According to the National Core Indicators (NCI) website,
“NCI is a voluntary effort by public developmental disabilities agencies to measure and track their own performance.
“The core indicators are standard measures used across states to assess the outcomes of services provided to individuals and families. Indicators address key areas of concern including employment, rights, service planning, community inclusion, choice, and health and safety.”
The degree of loneliness that a person with a developmental disability experiences is one of those indicators. Here is a chart showing the overall proportion of people with DD who do or do not experience loneliness:
This is a chart generated using data on the website showing the settings in which people live who sometimes or often feel lonely:
This seems to contradict the conventional wisdom that people in larger more structured settings are generally isolated from other people and feel more lonely than people living in their own apartment, for instance. On the other hand, the type of setting where one lives may not be an important factor in terms of how often they feel lonely.
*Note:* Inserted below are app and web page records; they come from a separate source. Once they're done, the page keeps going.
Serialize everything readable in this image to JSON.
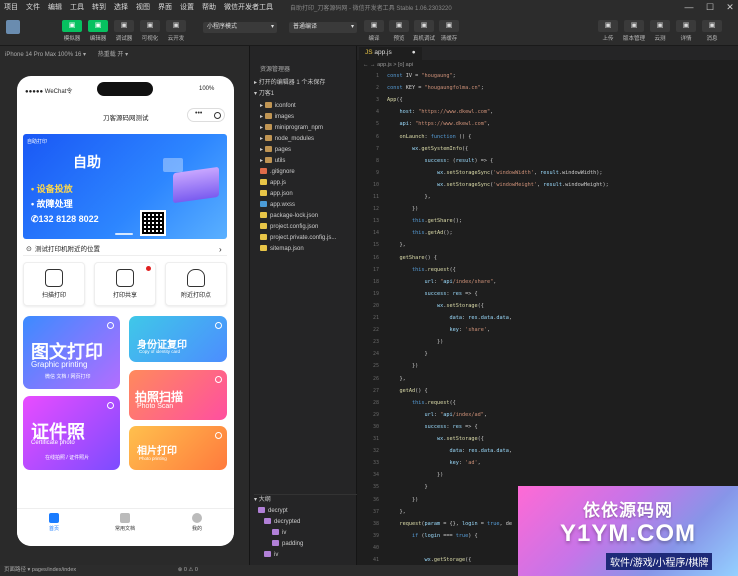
{
  "menubar": {
    "items": [
      "项目",
      "文件",
      "编辑",
      "工具",
      "转到",
      "选择",
      "视图",
      "界面",
      "设置",
      "帮助",
      "微信开发者工具"
    ],
    "title": "自助打印_刀客源码网 - 微信开发者工具 Stable 1.06.2303220"
  },
  "toolbar": {
    "left": [
      {
        "label": "模拟器",
        "icon": "phone-icon"
      },
      {
        "label": "编辑器",
        "icon": "code-icon"
      },
      {
        "label": "调试器",
        "icon": "debug-icon"
      },
      {
        "label": "可视化",
        "icon": "grid-icon"
      },
      {
        "label": "云开发",
        "icon": "cloud-icon"
      }
    ],
    "mode_select": "小程序模式",
    "compile_select": "普通编译",
    "center": [
      {
        "label": "编译",
        "icon": "refresh-icon"
      },
      {
        "label": "预览",
        "icon": "eye-icon"
      },
      {
        "label": "真机调试",
        "icon": "device-icon"
      },
      {
        "label": "清缓存",
        "icon": "layers-icon"
      }
    ],
    "right": [
      {
        "label": "上传",
        "icon": "upload-icon"
      },
      {
        "label": "版本管理",
        "icon": "branch-icon"
      },
      {
        "label": "云测",
        "icon": "test-icon"
      },
      {
        "label": "详情",
        "icon": "details-icon"
      },
      {
        "label": "消息",
        "icon": "bell-icon"
      }
    ]
  },
  "simulator": {
    "device": "iPhone 14 Pro Max 100% 16 ▾",
    "hot_reload": "热重载 开 ▾",
    "status_left": "●●●●● WeChat令",
    "status_right": "100%",
    "page_title": "刀客源码网测试",
    "banner": {
      "tag": "自助打印",
      "headline": "自助",
      "line1": "• 设备投放",
      "line2": "• 故障处理",
      "phone": "132 8128 8022"
    },
    "notice": "测试打印机附近的位置",
    "quick_actions": [
      "扫描打印",
      "打印共享",
      "附近打印点"
    ],
    "cards": [
      {
        "big": "图文打印",
        "en": "Graphic printing",
        "desc": "微信 文档 / 网页打印"
      },
      {
        "big": "身份证复印",
        "en": "Copy of identity card"
      },
      {
        "big": "拍照扫描",
        "en": "Photo Scan"
      },
      {
        "big": "证件照",
        "en": "Certificate photo",
        "desc": "在线拍照 / 证件照片"
      },
      {
        "big": "相片打印",
        "en": "Photo printing"
      }
    ],
    "tabs": [
      "首页",
      "常用文档",
      "我的"
    ]
  },
  "explorer": {
    "header": "资源管理器",
    "open_editors": "打开的编辑器   1 个未保存",
    "root": "刀客1",
    "files": [
      {
        "name": "iconfont",
        "type": "folder"
      },
      {
        "name": "images",
        "type": "folder"
      },
      {
        "name": "miniprogram_npm",
        "type": "folder"
      },
      {
        "name": "node_modules",
        "type": "folder"
      },
      {
        "name": "pages",
        "type": "folder"
      },
      {
        "name": "utils",
        "type": "folder"
      },
      {
        "name": ".gitignore",
        "type": "git"
      },
      {
        "name": "app.js",
        "type": "js"
      },
      {
        "name": "app.json",
        "type": "json"
      },
      {
        "name": "app.wxss",
        "type": "wxss"
      },
      {
        "name": "package-lock.json",
        "type": "json"
      },
      {
        "name": "project.config.json",
        "type": "json"
      },
      {
        "name": "project.private.config.js...",
        "type": "json"
      },
      {
        "name": "sitemap.json",
        "type": "json"
      }
    ],
    "outline_header": "大纲",
    "outline": [
      "decrypt",
      "decrypted",
      "iv",
      "padding",
      "iv"
    ]
  },
  "editor": {
    "tab": "app.js",
    "crumb": "app.js > [o] api",
    "lines": [
      {
        "n": "1",
        "t": "const IV = \"hougaung\";"
      },
      {
        "n": "2",
        "t": "const KEY = \"hougaungfolma.cn\";"
      },
      {
        "n": "3",
        "t": "App({"
      },
      {
        "n": "4",
        "t": "    host: \"https://www.dkewl.com\","
      },
      {
        "n": "5",
        "t": "    api: \"https://www.dkewl.com\","
      },
      {
        "n": "6",
        "t": "    onLaunch: function () {"
      },
      {
        "n": "7",
        "t": "        wx.getSystemInfo({"
      },
      {
        "n": "8",
        "t": "            success: (result) => {"
      },
      {
        "n": "9",
        "t": "                wx.setStorageSync('windowWidth', result.windowWidth);"
      },
      {
        "n": "10",
        "t": "                wx.setStorageSync('windowHeight', result.windowHeight);"
      },
      {
        "n": "11",
        "t": "            },"
      },
      {
        "n": "12",
        "t": "        })"
      },
      {
        "n": "13",
        "t": "        this.getShare();"
      },
      {
        "n": "14",
        "t": "        this.getAd();"
      },
      {
        "n": "15",
        "t": "    },"
      },
      {
        "n": "16",
        "t": "    getShare() {"
      },
      {
        "n": "17",
        "t": "        this.request({"
      },
      {
        "n": "18",
        "t": "            url: \"api/index/share\","
      },
      {
        "n": "19",
        "t": "            success: res => {"
      },
      {
        "n": "20",
        "t": "                wx.setStorage({"
      },
      {
        "n": "21",
        "t": "                    data: res.data.data,"
      },
      {
        "n": "22",
        "t": "                    key: 'share',"
      },
      {
        "n": "23",
        "t": "                })"
      },
      {
        "n": "24",
        "t": "            }"
      },
      {
        "n": "25",
        "t": "        })"
      },
      {
        "n": "26",
        "t": "    },"
      },
      {
        "n": "27",
        "t": "    getAd() {"
      },
      {
        "n": "28",
        "t": "        this.request({"
      },
      {
        "n": "29",
        "t": "            url: \"api/index/ad\","
      },
      {
        "n": "30",
        "t": "            success: res => {"
      },
      {
        "n": "31",
        "t": "                wx.setStorage({"
      },
      {
        "n": "32",
        "t": "                    data: res.data.data,"
      },
      {
        "n": "33",
        "t": "                    key: 'ad',"
      },
      {
        "n": "34",
        "t": "                })"
      },
      {
        "n": "35",
        "t": "            }"
      },
      {
        "n": "36",
        "t": "        })"
      },
      {
        "n": "37",
        "t": "    },"
      },
      {
        "n": "38",
        "t": "    request(param = {}, login = true, de"
      },
      {
        "n": "39",
        "t": "        if (login === true) {"
      },
      {
        "n": "40",
        "t": ""
      },
      {
        "n": "41",
        "t": "            wx.getStorage({"
      }
    ]
  },
  "statusbar": {
    "left": "页面路径 ▾   pages/index/index",
    "mid": "⊗ 0 ⚠ 0"
  },
  "watermark": {
    "line1": "依依源码网",
    "line2": "Y1YM.COM",
    "line3": "软件/游戏/小程序/棋牌"
  }
}
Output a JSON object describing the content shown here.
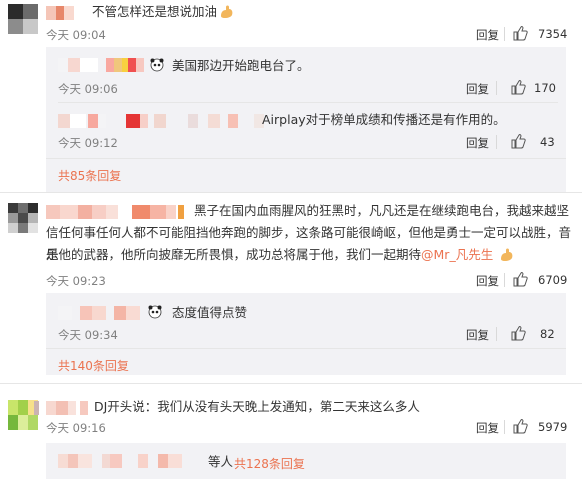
{
  "comments": [
    {
      "text": "不管怎样还是想说加油",
      "time": "今天 09:04",
      "reply_label": "回复",
      "likes": "7354"
    },
    {
      "text": "黑子在国内血雨腥风的狂黑时，凡凡还是在继续跑电台，我越来越坚",
      "text2": "信任何事任何人都不可能阻挡他奔跑的脚步，这条路可能很崎岖，但他是勇士一定可以战胜，音乐",
      "text3": "是他的武器，他所向披靡无所畏惧，成功总将属于他，我们一起期待",
      "mention": "@Mr_凡先生",
      "time": "今天 09:23",
      "reply_label": "回复",
      "likes": "6709"
    },
    {
      "text": "DJ开头说：我们从没有头天晚上发通知，第二天来这么多人",
      "time": "今天 09:16",
      "reply_label": "回复",
      "likes": "5979"
    }
  ],
  "replies": [
    {
      "text": "美国那边开始跑电台了。",
      "time": "今天 09:06",
      "reply_label": "回复",
      "likes": "170"
    },
    {
      "text": "Airplay对于榜单成绩和传播还是有作用的。",
      "time": "今天 09:12",
      "reply_label": "回复",
      "likes": "43"
    },
    {
      "text": "态度值得点赞",
      "time": "今天 09:34",
      "reply_label": "回复",
      "likes": "82"
    }
  ],
  "more_links": [
    "共85条回复",
    "共140条回复"
  ],
  "collapsed_thread": {
    "suffix": "等人",
    "link": "共128条回复"
  },
  "colors": {
    "link": "#eb7350",
    "subbox": "#f2f2f5",
    "muted": "#808080"
  },
  "icons": [
    "thumb-up-icon",
    "flexed-arm-emoji",
    "panda-emoji"
  ]
}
Perhaps the appropriateness of the setting to the needs of the individual is more important.
The use of data of this type can be tricky and it is hard for people without a background in statistics to evaluate what it is really telling us. Unfortunately, generalizations about the subjective experiences of people with disabilities are used to promote policies that may not apply to a substantial number of people with DD or may be harmful to people who do not fit the generalization.
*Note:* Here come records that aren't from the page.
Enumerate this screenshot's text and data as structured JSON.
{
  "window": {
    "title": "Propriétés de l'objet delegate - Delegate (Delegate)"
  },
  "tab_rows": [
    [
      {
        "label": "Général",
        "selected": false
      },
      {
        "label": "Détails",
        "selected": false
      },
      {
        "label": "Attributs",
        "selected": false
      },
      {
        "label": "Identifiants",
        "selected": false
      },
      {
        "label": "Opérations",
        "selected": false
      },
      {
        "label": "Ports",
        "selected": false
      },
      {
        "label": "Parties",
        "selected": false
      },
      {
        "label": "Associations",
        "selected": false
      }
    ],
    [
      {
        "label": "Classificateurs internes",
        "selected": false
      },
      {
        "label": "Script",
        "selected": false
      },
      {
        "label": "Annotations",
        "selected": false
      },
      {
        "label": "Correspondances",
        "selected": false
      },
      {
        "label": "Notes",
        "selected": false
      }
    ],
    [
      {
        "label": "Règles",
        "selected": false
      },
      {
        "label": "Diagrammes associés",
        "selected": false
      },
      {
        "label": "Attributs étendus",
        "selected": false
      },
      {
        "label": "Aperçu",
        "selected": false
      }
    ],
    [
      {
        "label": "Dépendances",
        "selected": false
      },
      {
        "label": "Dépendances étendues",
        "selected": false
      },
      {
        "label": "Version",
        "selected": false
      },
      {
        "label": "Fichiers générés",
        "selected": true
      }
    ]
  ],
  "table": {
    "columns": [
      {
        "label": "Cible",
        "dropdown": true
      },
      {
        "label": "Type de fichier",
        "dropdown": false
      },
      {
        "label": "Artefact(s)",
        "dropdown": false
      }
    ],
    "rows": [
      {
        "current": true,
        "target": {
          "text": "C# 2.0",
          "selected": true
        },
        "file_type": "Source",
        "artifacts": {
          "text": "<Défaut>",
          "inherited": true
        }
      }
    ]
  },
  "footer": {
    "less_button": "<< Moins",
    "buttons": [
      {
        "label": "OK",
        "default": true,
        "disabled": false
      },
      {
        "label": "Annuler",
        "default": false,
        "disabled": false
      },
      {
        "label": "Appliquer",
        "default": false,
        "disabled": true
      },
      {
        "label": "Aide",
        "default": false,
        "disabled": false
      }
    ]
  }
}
Check out the website and see how it applies to you and your family member with a disability.